In contrasting fortune, George Sanders of the Leeds Rifles was decorated for the bravery he showed during the Battle of the Somme. Sanders was an apprentice fitter at the Airedale Foundry, having been educated at Little Holbeck School. Sanders and 30 of his men became isolated after advancing into enemy trenches. Over 36 hours, he and his party held off several enemy attacks and survived without food or water, having given all their supplies to the wounded. His courage and leadership earned him a Victoria Cross.
Leeds and the Home Front
Contributions and sacrifices were made on the home front too. Early in the war, Leeds became home to refugees displaced by the German invasion of Belgium. By the end of October 1914, 800 refugees had arrived in the city. Leeds City Art Gallery was used as a reception centre, with 300 people temporarily housed there.

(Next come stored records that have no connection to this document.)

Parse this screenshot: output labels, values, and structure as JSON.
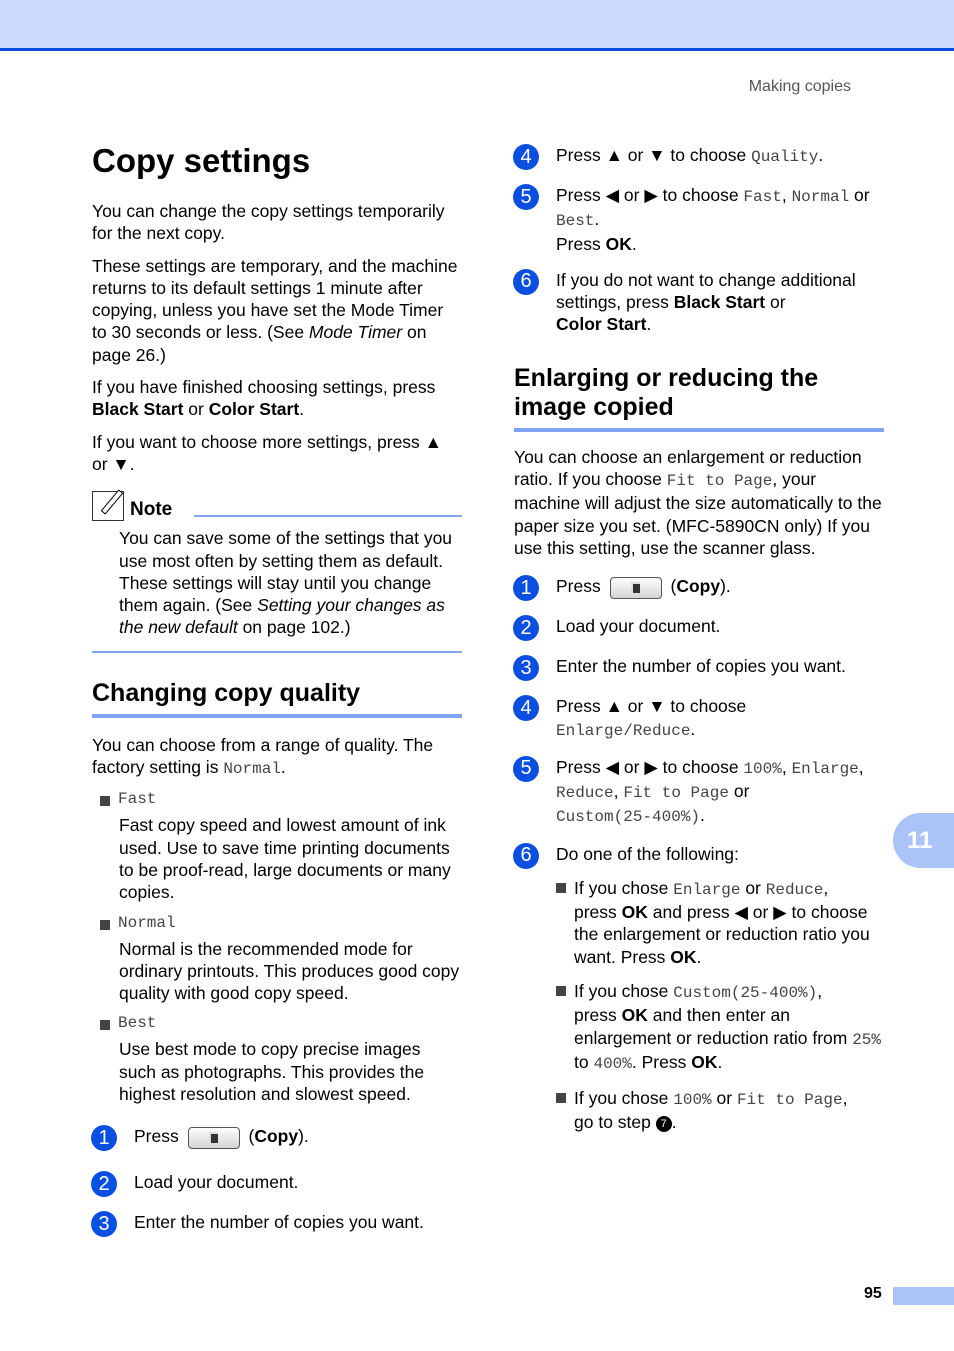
{
  "header": {
    "section_title": "Making copies",
    "chapter_tab": "11",
    "page_number": "95",
    "colors": {
      "band": "#cddcfd",
      "rule": "#0a4fe0",
      "accent": "#7ea4f2",
      "tab": "#aac4f8"
    }
  },
  "left": {
    "title": "Copy settings",
    "intro1": "You can change the copy settings temporarily for the next copy.",
    "intro2a": "These settings are temporary, and the machine returns to its default settings 1 minute after copying, unless you have set the Mode Timer to 30 seconds or less. (See ",
    "intro2_ref": "Mode Timer",
    "intro2b": " on page 26.)",
    "intro3a": "If you have finished choosing settings, press ",
    "black_start": "Black Start",
    "or": " or ",
    "color_start": "Color Start",
    "period": ".",
    "intro4": "If you want to choose more settings, press ▲ or ▼.",
    "note": {
      "label": "Note",
      "text_a": "You can save some of the settings that you use most often by setting them as default. These settings will stay until you change them again. (See ",
      "ref": "Setting your changes as the new default",
      "text_b": " on page 102.)"
    },
    "section2_title": "Changing copy quality",
    "s2_intro_a": "You can choose from a range of quality. The factory setting is ",
    "s2_intro_val": "Normal",
    "options": [
      {
        "name": "Fast",
        "desc": "Fast copy speed and lowest amount of ink used. Use to save time printing documents to be proof-read, large documents or many copies."
      },
      {
        "name": "Normal",
        "desc": "Normal is the recommended mode for ordinary printouts. This produces good copy quality with good copy speed."
      },
      {
        "name": "Best",
        "desc": "Use best mode to copy precise images such as photographs. This provides the highest resolution and slowest speed."
      }
    ],
    "steps": [
      {
        "n": "1",
        "press": "Press ",
        "copy": "Copy"
      },
      {
        "n": "2",
        "text": "Load your document."
      },
      {
        "n": "3",
        "text": "Enter the number of copies you want."
      }
    ]
  },
  "right": {
    "steps_a": [
      {
        "n": "4",
        "text": "Press ▲ or ▼ to choose ",
        "mono": "Quality"
      },
      {
        "n": "5",
        "text": "Press ◀ or ▶ to choose ",
        "m1": "Fast",
        "m2": "Normal",
        "m3": "Best",
        "ok": "OK"
      },
      {
        "n": "6",
        "text": "If you do not want to change additional settings, press "
      }
    ],
    "section_title": "Enlarging or reducing the image copied",
    "intro_a": "You can choose an enlargement or reduction ratio. If you choose ",
    "intro_mono": "Fit to Page",
    "intro_b": ", your machine will adjust the size automatically to the paper size you set. (MFC-5890CN only) If you use this setting, use the scanner glass.",
    "steps_b": [
      {
        "n": "1",
        "press": "Press ",
        "copy": "Copy"
      },
      {
        "n": "2",
        "text": "Load your document."
      },
      {
        "n": "3",
        "text": "Enter the number of copies you want."
      },
      {
        "n": "4",
        "text": "Press ▲ or ▼ to choose ",
        "mono": "Enlarge/Reduce"
      },
      {
        "n": "5",
        "text": "Press ◀ or ▶ to choose ",
        "m1": "100%",
        "m2": "Enlarge",
        "m3": "Reduce",
        "m4": "Fit to Page",
        "m5": "Custom(25-400%)"
      },
      {
        "n": "6",
        "text": "Do one of the following:"
      }
    ],
    "sub": {
      "a1": "If you chose ",
      "a_m1": "Enlarge",
      "a_m2": "Reduce",
      "a2": "press ",
      "a3": " and press ◀ or ▶ to choose the enlargement or reduction ratio you want. Press ",
      "b_m": "Custom(25-400%)",
      "b2": " and then enter an enlargement or reduction ratio from ",
      "b_m2": "25%",
      "b_to": " to ",
      "b_m3": "400%",
      "b3": ". Press ",
      "c_m1": "100%",
      "c_m2": "Fit to Page",
      "c2": "go to step ",
      "c_step": "7",
      "ok": "OK"
    }
  }
}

Many Belgians contributed to the war effort, working in the factories. Leeds was a key industrial centre, manufacturing, for example, munitions, aeroplanes, blankets and uniforms, and as such was a target for German Zeppelins. In September 1916, the city’s war industries had a lucky escape as bombers, confused by the blackout, mistook the River Wharfe for the River Aire and hit Harewood House estate rather than the factories.

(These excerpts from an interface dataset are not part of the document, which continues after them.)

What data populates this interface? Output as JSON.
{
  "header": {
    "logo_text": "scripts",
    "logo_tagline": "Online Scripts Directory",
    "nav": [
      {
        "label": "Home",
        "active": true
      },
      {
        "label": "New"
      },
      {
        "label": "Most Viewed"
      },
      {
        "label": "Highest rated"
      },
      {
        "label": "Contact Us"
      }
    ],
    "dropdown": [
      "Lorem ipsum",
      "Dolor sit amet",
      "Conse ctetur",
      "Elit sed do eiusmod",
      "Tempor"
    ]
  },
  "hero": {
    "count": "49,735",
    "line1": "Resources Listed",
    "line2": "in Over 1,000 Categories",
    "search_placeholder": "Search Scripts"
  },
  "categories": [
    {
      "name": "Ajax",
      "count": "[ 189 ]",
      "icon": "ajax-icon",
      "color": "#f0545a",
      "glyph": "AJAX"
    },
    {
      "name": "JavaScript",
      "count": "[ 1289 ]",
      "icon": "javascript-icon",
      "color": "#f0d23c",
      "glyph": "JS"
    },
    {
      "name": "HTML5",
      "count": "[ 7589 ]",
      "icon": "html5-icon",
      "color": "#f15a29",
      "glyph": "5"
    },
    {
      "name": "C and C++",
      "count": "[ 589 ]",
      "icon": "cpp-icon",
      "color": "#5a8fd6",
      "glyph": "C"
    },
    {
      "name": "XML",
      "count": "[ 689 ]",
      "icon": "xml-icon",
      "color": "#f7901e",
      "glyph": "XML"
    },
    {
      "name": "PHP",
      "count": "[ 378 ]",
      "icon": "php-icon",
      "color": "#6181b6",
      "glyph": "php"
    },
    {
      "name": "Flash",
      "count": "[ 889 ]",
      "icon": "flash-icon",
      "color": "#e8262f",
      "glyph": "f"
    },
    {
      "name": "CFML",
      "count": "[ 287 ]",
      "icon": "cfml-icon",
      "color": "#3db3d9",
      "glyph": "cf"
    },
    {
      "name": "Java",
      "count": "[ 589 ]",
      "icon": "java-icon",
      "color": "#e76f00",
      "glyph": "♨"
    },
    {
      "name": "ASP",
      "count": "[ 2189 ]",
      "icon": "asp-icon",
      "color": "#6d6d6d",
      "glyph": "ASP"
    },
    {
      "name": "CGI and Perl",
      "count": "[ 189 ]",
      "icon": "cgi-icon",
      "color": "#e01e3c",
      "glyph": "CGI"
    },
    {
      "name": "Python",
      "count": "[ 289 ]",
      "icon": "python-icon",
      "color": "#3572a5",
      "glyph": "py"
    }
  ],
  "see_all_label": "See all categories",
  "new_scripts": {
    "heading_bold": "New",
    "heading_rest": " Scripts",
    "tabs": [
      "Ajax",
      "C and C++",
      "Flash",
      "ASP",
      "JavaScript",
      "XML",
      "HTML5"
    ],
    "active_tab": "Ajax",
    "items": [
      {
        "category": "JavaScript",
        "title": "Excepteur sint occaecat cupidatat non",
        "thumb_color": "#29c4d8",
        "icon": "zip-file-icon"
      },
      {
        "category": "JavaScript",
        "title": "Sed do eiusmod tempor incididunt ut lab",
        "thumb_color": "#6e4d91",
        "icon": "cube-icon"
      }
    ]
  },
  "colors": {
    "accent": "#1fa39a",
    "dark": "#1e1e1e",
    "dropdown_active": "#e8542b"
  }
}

One of the most notable factories in Leeds was the Barnbow munitions works. Over 3 years, 36 million cartridges and over 24 million shells were produced at Barnbow. Described as a city within a city, the 200 acre site was constructed in 3 months and by October 1916 employed 16,000 people, 93% of whom were female. The so-called Barnbow Lasses were well paid for their vital work, which was highly dangerous. Indeed, many of the women made the ultimate sacrifice. During the night shift on 5th December 1916, the women in room 42 were filling 4.5 inch shells when a machine malfunctioned. A massive explosion killed 35 women. Such was the secrecy surrounding the work at Barnbow, the incident was covered up and the women were merely listed in the Yorkshire Evening Post as “killed by accident.” It would be 6 years before the truth was revealed.
Already a thriving textiles centre by 1914, several Leeds firms converted their production to army contracts during the war. Burtons switched from tailoring suits to manufacturing enough uniforms to clothe a quarter of the armed forces. Another Leeds tailors, Hepworth & Son, now Next, became the largest clothing manufacturer in the UK during the war.
Leeds also became home to many convalescing soldiers. Several military hospitals opened in the city, including at Beckett’s Park teacher training college, which was given over to the War Office. Beckett’s Park became the 2nd Northern General Hospital with 3200 beds. 57,200 soldiers were treated at Beckett’s Park between 1914 and 1918. Country houses also became hospitals, including 2 current Leeds Museums and Galleries sites. Temple Newsam housed recovering officers, whilst Colonel Gascoigne of Lotherton Hall insisted upon his property providing for other ranks.
The Legacy of the Conflict
Given the city’s wide contribution to the war effort and its significant losses, it is little wonder that the announcement of the Armistice prompted mass celebrations. 40,000 people gathered at the Town Hall where fireworks were let off. Over the course of the war, from the 82,000 Leeds soldiers, 10,000 men had lost their lives. The Preservative Party will continue to research and remember these people over the centenary years and will hopefully be curating a major temporary exhibition telling their story at Leeds City Museum in 2016.
*There are more images of Lotherton as a military hospital on Flickr: https://www.flickr.com/photos/leedsmuseumsandgalleries/sets/72157621943213356/with/3788972588/